I don’t often get all “state of the publishing industry” ranty on this blog, but I’ve been fuming over this issue for awhile… so here it goes. I’ll keep it short-ish. I always promise this and then two pages of single-spaced ranty-ness later, I’m thinking “oops, yeah.”
Ebooks. Here’s the deal. They don’t cost a lot to produce. Yes, there is obviously the work of creation, the blood, sweet, tears, and sacrifices that go into creating a work of art (whether it be high art or pop art, a rant on this to follow later, be afraid…and excited…but mostly afraid). But the “cost of creation” is the same no matter if the story gets produced in hardback, paperback, or ebook form. So, I acknowledge that artists should be paid for their art, we can all agree on that. My argument begins once you move past that to the actual physical (or digital) form that art takes.
Paperbacks. There’s you know, STUFF that is required to print them. Stuff like trees that get turned into paper, and ink, and printing presses. However, there is less physical stuff/work required to produce them than say a HARDBACK. It’s cheaper to print a paperback cover than it is to make and print a hardback book…and…wait for it…this is usually why paperbacks cost LESS than hardbacks. What? Crazy! And totally “duh,” right? No one is questioning why a hardback costs more than a paperback. Because we can see, physically see, that the hardback requires more STUFF to make it. I have never, ever heard anyone say “Well, we should pay as much for paperbacks as we do for hardbacks because an author deserves to get paid for their work.” Never. Ever.
Ebooks don’t cost a lot to produce because it is a one time production per format. You have to convert each book to .mobi format for kindle or epub for Apple iTunes and Nook ONE TIME (unless you go back and make revisions after it’s published). You don’t have to hack down trees and fire up the presses every time you need a new run of books. It’s in that format forever. So, yeah, is there pain and suffering involved in getting it formatted correctly? Heck yes. But it’s a one or two time deal. There’s no PHYSICAL STUFF involved.
And yet, traditional publishers, not huge fans of ebooks in general it seems, insist on pricing their ebooks as much or more than the paperbacks. Why? Because, um…? There’s no good reason other than to drive buyers away from ebooks and toward paperback versions. No. Good. Reason. The author isn’t making any more (or at least not much more) because their ebook is priced at $9.99. Their percentage of the cut isn’t changing. And yet I’ve been told not to complain about an ebook’s price because the “author deserves to be paid for their story.” Well, no kidding. Go tell the publisher that’s giving them hardly any return on their ebook sales, not the consumer who asks the question: “Hey, why does A cost the same as B when B takes STUFF to produce and A doesn’t?” That is a valid question, my lovelies.

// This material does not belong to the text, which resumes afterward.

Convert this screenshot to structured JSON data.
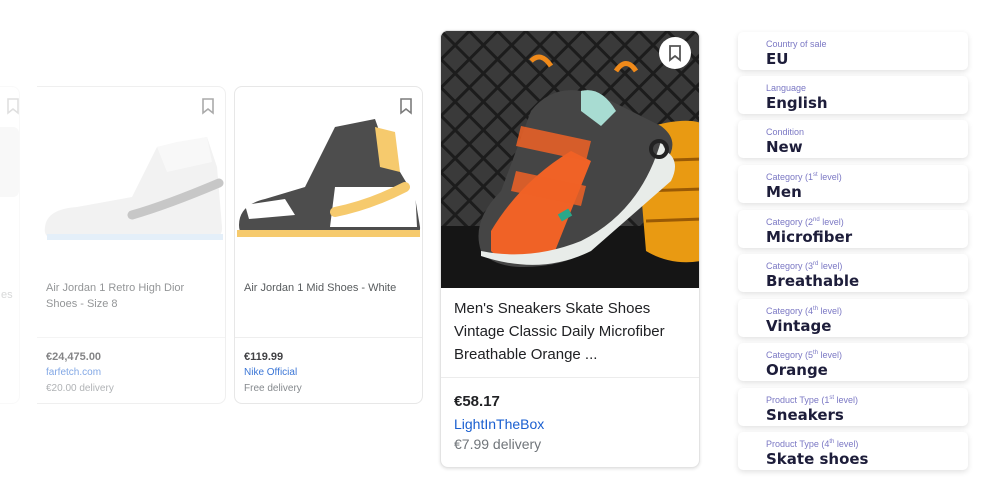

Quick case in point: I love Robin McKinley. Desperately love her. I have yet to read her book Pegasus, which is the first in a series of two (and now possibly three). Why? Because I got a Kindle for Christmas and I want to read her book on the Kindle, but I KID YOU NOT, it’s $15.99 in ebook format.
That’s MORE than the hardback! And yet, on principle, I’m not going to buy this hardback/paperback because I just spent $100 on a KINDLE and I WANT TO READ IT ON MY DARN KINDLE.
So, yeah, I love this author. I might even be persuaded to take a bullet for her. But I’m not going to spend $15.99 on a digital copy of the first book in a three book series. That’s asking me to commit to $47.97 for three books I will only have a digital file of! A digital file that her publisher probably had some intern making minimum wage to create.
I realize that the author doesn’t usually get to decide on the pricing of her ebook, unless the author self-publishes. So, I feel bad holding authors responsible by sometimes choosing not to read their books because I don’t want to be manipulated by the publisher into supporting the format they want me to support over the format that I want to read in.
The upside for self-publishers: we get to set the price of our books. And because I refuse to pay over a certain price point, this means I’m reading a lot more self-published authors. For me it is a win/win. I just hope that, eventually, publishers stop over-pricing and embrace the new media.